Meanwhile, local governments have debated what policy steps might most effectively improve water conditions in the region. Commissioners in Manatee and Sarasota counties, Longboat Key and the city of Sarasota have all held discussions on red tide in the past six months, focused in particular on water quality improvement initiatives.
Officials have tried to educate residents about the best practices for avoiding the introduction of harmful nutrients into the water. Sarasota County plans to hold a water quality summit this spring, hoping to bring together citizens from across the county to discuss options for improving the quality of local waters. The Gulf Coast Community Foundation has convened a nutrient management working group, bringing together local leaders in a quest to find the most meaningful policy solutions.
“We need to better understand — what’s contributing the most in terms of nutrients, and what are the actions that will help improve that the most, in the most cost-effective way?” said Stevie Freeman-Montes, the city of Sarasota’s sustainability manager.
Although local governments have indicated a desire to take action in the wake of the recent red tide event, they’ve also run into some challenges. Residents have campaigned for a year-round fertilizer ban or a crackdown on aging septic tank systems, but state regulations limit the ability of local legislators to pursue such initiatives. Manatee County Commissioner Vanessa Baugh wants to focus on improving aging pipes and other infrastructure, but figuring out how to pay for those projects is a delicate issue.
Sarasota County Commissioner Charles Hines has emphasized the need for statewide action on red tide, expressing concern that a few good steps toward improved water quality won’t be enough to show meaningful results.
The rest of the community is finding ways to do their part. For more than a decade, the citizen-led group Solutions To Avoid Red Tide has been working on practical water quality projects for more than two decades. Visit Sarasota County is helping local businesses post up-to-date images of Sarasota on Google Maps, hoping to inform potential visitors the region has bounced back from red tide.

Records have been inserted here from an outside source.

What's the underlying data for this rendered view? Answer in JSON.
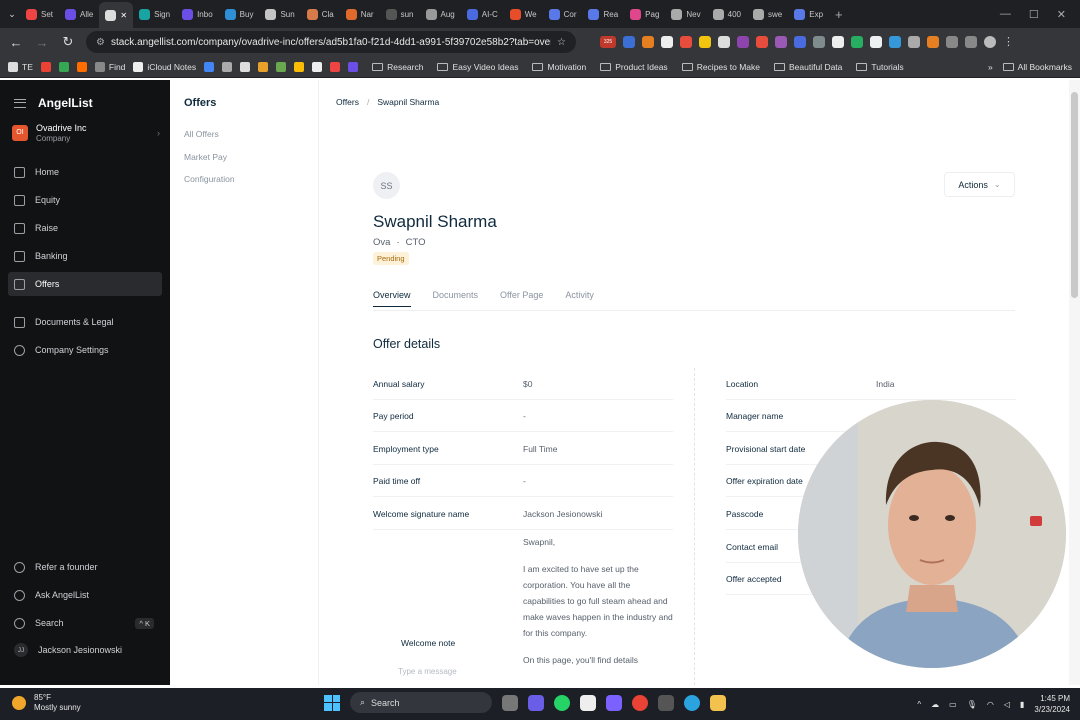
{
  "browser": {
    "tabs": [
      {
        "label": "Set",
        "color": "#e44"
      },
      {
        "label": "Alle",
        "color": "#6b4ee6"
      },
      {
        "label": "",
        "color": "#ddd",
        "active": true
      },
      {
        "label": "Sign",
        "color": "#1aa3a3"
      },
      {
        "label": "Inbo",
        "color": "#6b4ee6"
      },
      {
        "label": "Buy",
        "color": "#2f8fd6"
      },
      {
        "label": "Sun",
        "color": "#c4c4c4"
      },
      {
        "label": "Cla",
        "color": "#d77b4a"
      },
      {
        "label": "Nar",
        "color": "#e06a2c"
      },
      {
        "label": "sun",
        "color": "#555"
      },
      {
        "label": "Aug",
        "color": "#999"
      },
      {
        "label": "AI-C",
        "color": "#4a6be0"
      },
      {
        "label": "We",
        "color": "#e84d2a"
      },
      {
        "label": "Cor",
        "color": "#5a79e8"
      },
      {
        "label": "Rea",
        "color": "#5a79e8"
      },
      {
        "label": "Pag",
        "color": "#e0468b"
      },
      {
        "label": "Nev",
        "color": "#aaa"
      },
      {
        "label": "400",
        "color": "#aaa"
      },
      {
        "label": "swe",
        "color": "#aaa"
      },
      {
        "label": "Exp",
        "color": "#5a79e8"
      }
    ],
    "url": "stack.angellist.com/company/ovadrive-inc/offers/ad5b1fa0-f21d-4dd1-a991-5f39702e58b2?tab=overview",
    "extensions_badge": "325",
    "bookmarks": [
      {
        "label": "TE",
        "color": "#ddd"
      },
      {
        "label": "",
        "color": "#ea4335"
      },
      {
        "label": "",
        "color": "#34a853"
      },
      {
        "label": "",
        "color": "#ff6d00"
      },
      {
        "label": "Find",
        "color": "#888"
      },
      {
        "label": "iCloud Notes",
        "color": "#eee"
      },
      {
        "label": "",
        "color": "#4285f4"
      },
      {
        "label": "",
        "color": "#aaa"
      },
      {
        "label": "",
        "color": "#ddd"
      },
      {
        "label": "",
        "color": "#e8a22a"
      },
      {
        "label": "",
        "color": "#6aa84f"
      },
      {
        "label": "",
        "color": "#fbbc05"
      },
      {
        "label": "",
        "color": "#eee"
      },
      {
        "label": "",
        "color": "#e44"
      },
      {
        "label": "",
        "color": "#6b4ee6"
      }
    ],
    "folders": [
      "Research",
      "Easy Video Ideas",
      "Motivation",
      "Product Ideas",
      "Recipes to Make",
      "Beautiful Data",
      "Tutorials"
    ],
    "all_bookmarks": "All Bookmarks"
  },
  "sidebar": {
    "brand": "AngelList",
    "company_initials": "OI",
    "company_name": "Ovadrive Inc",
    "company_type": "Company",
    "items": [
      {
        "label": "Home",
        "icon": "home-icon"
      },
      {
        "label": "Equity",
        "icon": "equity-icon"
      },
      {
        "label": "Raise",
        "icon": "raise-icon"
      },
      {
        "label": "Banking",
        "icon": "bank-icon"
      },
      {
        "label": "Offers",
        "icon": "offers-icon",
        "active": true
      },
      {
        "label": "Documents & Legal",
        "icon": "documents-icon"
      },
      {
        "label": "Company Settings",
        "icon": "gear-icon"
      }
    ],
    "bottom": [
      {
        "label": "Refer a founder",
        "icon": "refer-icon"
      },
      {
        "label": "Ask AngelList",
        "icon": "sparkle-icon"
      },
      {
        "label": "Search",
        "icon": "search-icon",
        "shortcut": "^ K"
      }
    ],
    "user_initials": "JJ",
    "user_name": "Jackson Jesionowski"
  },
  "subnav": {
    "title": "Offers",
    "items": [
      "All Offers",
      "Market Pay",
      "Configuration"
    ]
  },
  "main": {
    "breadcrumb": [
      "Offers",
      "Swapnil Sharma"
    ],
    "avatar_initials": "SS",
    "actions_label": "Actions",
    "name": "Swapnil Sharma",
    "company": "Ova",
    "role": "CTO",
    "status": "Pending",
    "tabs": [
      "Overview",
      "Documents",
      "Offer Page",
      "Activity"
    ],
    "section_title": "Offer details",
    "left_rows": [
      {
        "label": "Annual salary",
        "value": "$0"
      },
      {
        "label": "Pay period",
        "value": "-"
      },
      {
        "label": "Employment type",
        "value": "Full Time"
      },
      {
        "label": "Paid time off",
        "value": "-"
      },
      {
        "label": "Welcome signature name",
        "value": "Jackson Jesionowski"
      }
    ],
    "welcome_note_label": "Welcome note",
    "welcome_note": {
      "greeting": "Swapnil,",
      "p1": "I am excited to have set up the corporation. You have all the capabilities to go full steam ahead and make waves happen in the industry and for this company.",
      "p2": "On this page, you'll find details"
    },
    "right_rows": [
      {
        "label": "Location",
        "value": "India"
      },
      {
        "label": "Manager name",
        "value": ""
      },
      {
        "label": "Provisional start date",
        "value": ""
      },
      {
        "label": "Offer expiration date",
        "value": ""
      },
      {
        "label": "Passcode",
        "value": ""
      },
      {
        "label": "Contact email",
        "value": ""
      },
      {
        "label": "Offer accepted",
        "value": ""
      }
    ],
    "message_placeholder": "Type a message"
  },
  "taskbar": {
    "temp": "85°F",
    "weather": "Mostly sunny",
    "search": "Search",
    "time": "1:45 PM",
    "date": "3/23/2024"
  }
}
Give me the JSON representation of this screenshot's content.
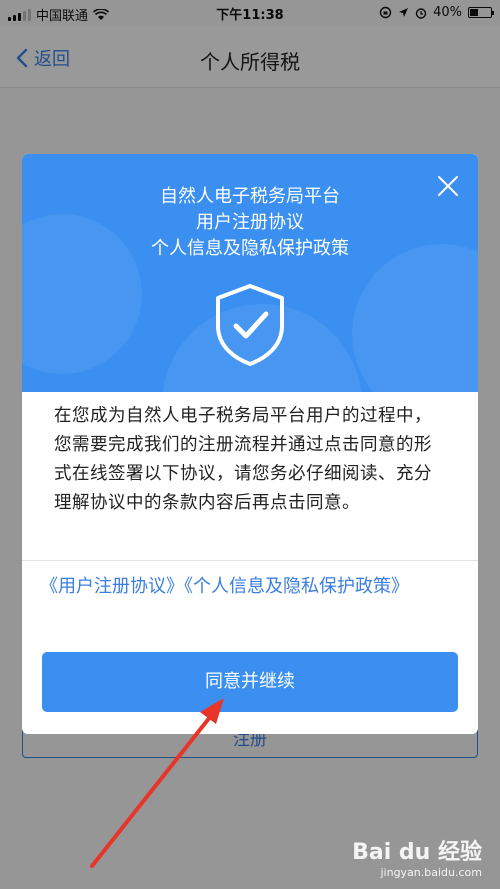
{
  "status_bar": {
    "carrier": "中国联通",
    "time": "下午11:38",
    "battery": "40%",
    "battery_level": 0.4
  },
  "nav": {
    "back_label": "返回",
    "title": "个人所得税"
  },
  "background": {
    "register_label": "注册"
  },
  "modal": {
    "title_line1": "自然人电子税务局平台",
    "title_line2": "用户注册协议",
    "title_line3": "个人信息及隐私保护政策",
    "body": "在您成为自然人电子税务局平台用户的过程中，您需要完成我们的注册流程并通过点击同意的形式在线签署以下协议，请您务必仔细阅读、充分理解协议中的条款内容后再点击同意。",
    "link_user_agreement": "《用户注册协议》",
    "link_privacy_policy": "《个人信息及隐私保护政策》",
    "agree_button": "同意并继续"
  },
  "watermark": {
    "main": "Bai du 经验",
    "sub": "jingyan.baidu.com"
  },
  "colors": {
    "accent": "#3a8ff0",
    "link": "#3a7ee0",
    "annotation_arrow": "#e8352a"
  },
  "icons": [
    "wifi-icon",
    "back-chevron-icon",
    "close-icon",
    "shield-check-icon",
    "lock-rotation-icon",
    "location-icon",
    "alarm-icon",
    "battery-icon"
  ]
}
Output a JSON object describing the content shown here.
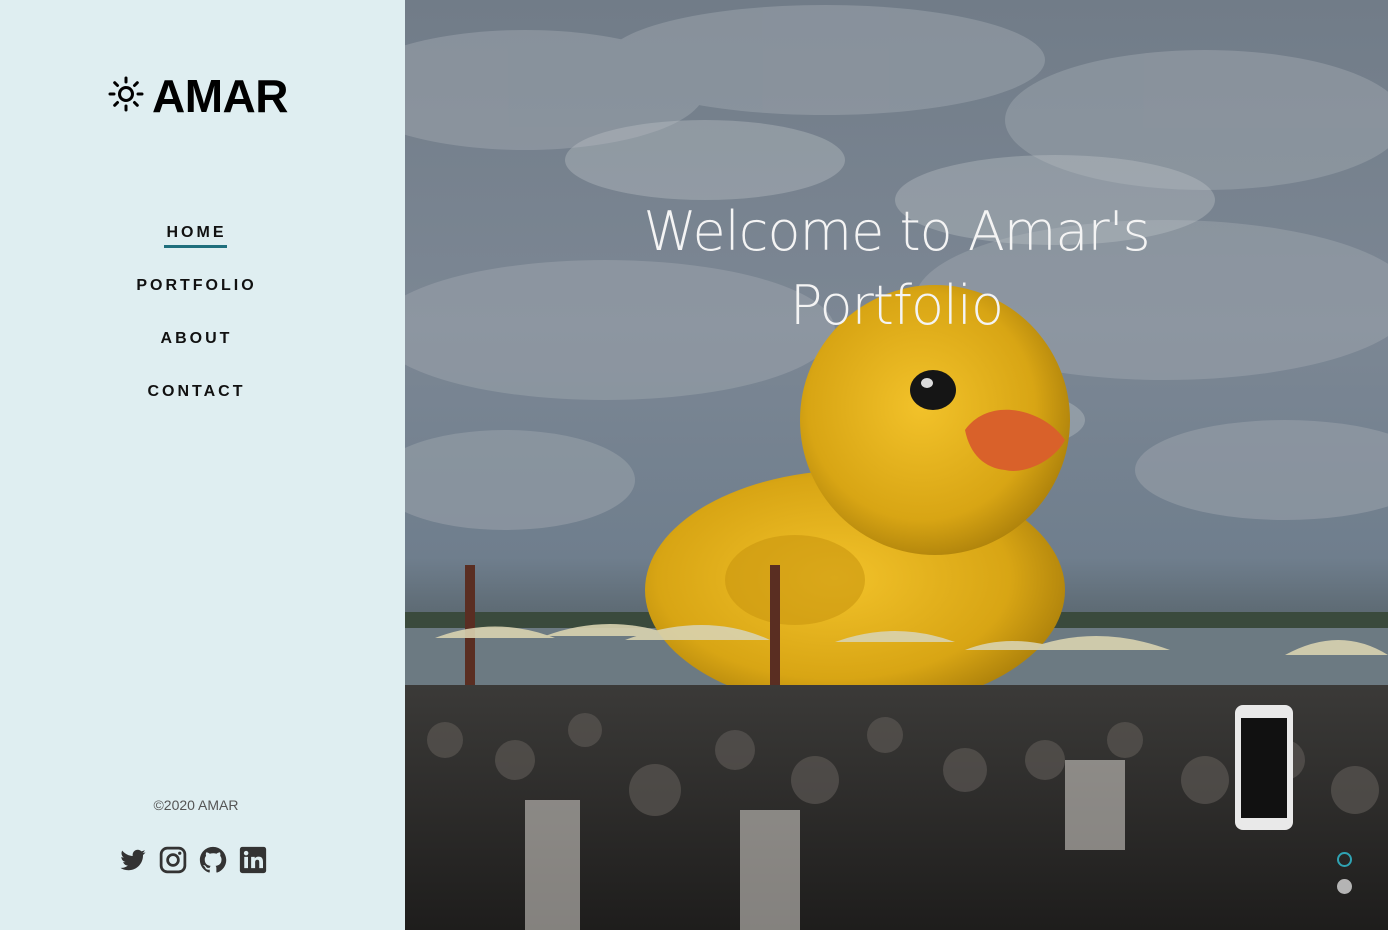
{
  "brand": {
    "name": "AMAR",
    "icon": "sun-icon"
  },
  "nav": {
    "items": [
      {
        "label": "HOME",
        "active": true
      },
      {
        "label": "PORTFOLIO",
        "active": false
      },
      {
        "label": "ABOUT",
        "active": false
      },
      {
        "label": "CONTACT",
        "active": false
      }
    ]
  },
  "footer": {
    "copyright": "©2020 AMAR",
    "social": [
      "twitter-icon",
      "instagram-icon",
      "github-icon",
      "linkedin-icon"
    ]
  },
  "hero": {
    "title_line1": "Welcome to Amar's",
    "title_line2": "Portfolio",
    "image": "giant-rubber-duck-photo"
  },
  "slider": {
    "count": 2,
    "active_index": 0
  },
  "colors": {
    "sidebar_bg": "#dfeef1",
    "accent": "#1f6f7d",
    "dot_active": "#2fa3b3"
  }
}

Community associations have worked to improve their landscaping practices to prevent harmful runoff from entering the sewer system. The Central Cocoanut Neighborhood Association is working with the Sarasota Bay Estuary Program to help fund an environmental education program at Bay Haven Elementary School, having fifth-grade students design watershed restoration projects.
“We’re trying to proactively engage the community through the kids and raise the awareness of what’s happening,” said Arthur Lindemanis, a director of the Central Cocoanut Neighborhood Association.
Perhaps to the dismay of some residents, Crosby has said there is likely no one silver bullet to solve the problems associated with red tide. But across the community, people have vowed to do what they can to improve the quality of our water, to use the severity of the latest outbreak as motivation to keep focused on the search for solutions.
As a result, for those working to develop innovative strategies for addressing red tide, there is an optimism a better future awaits.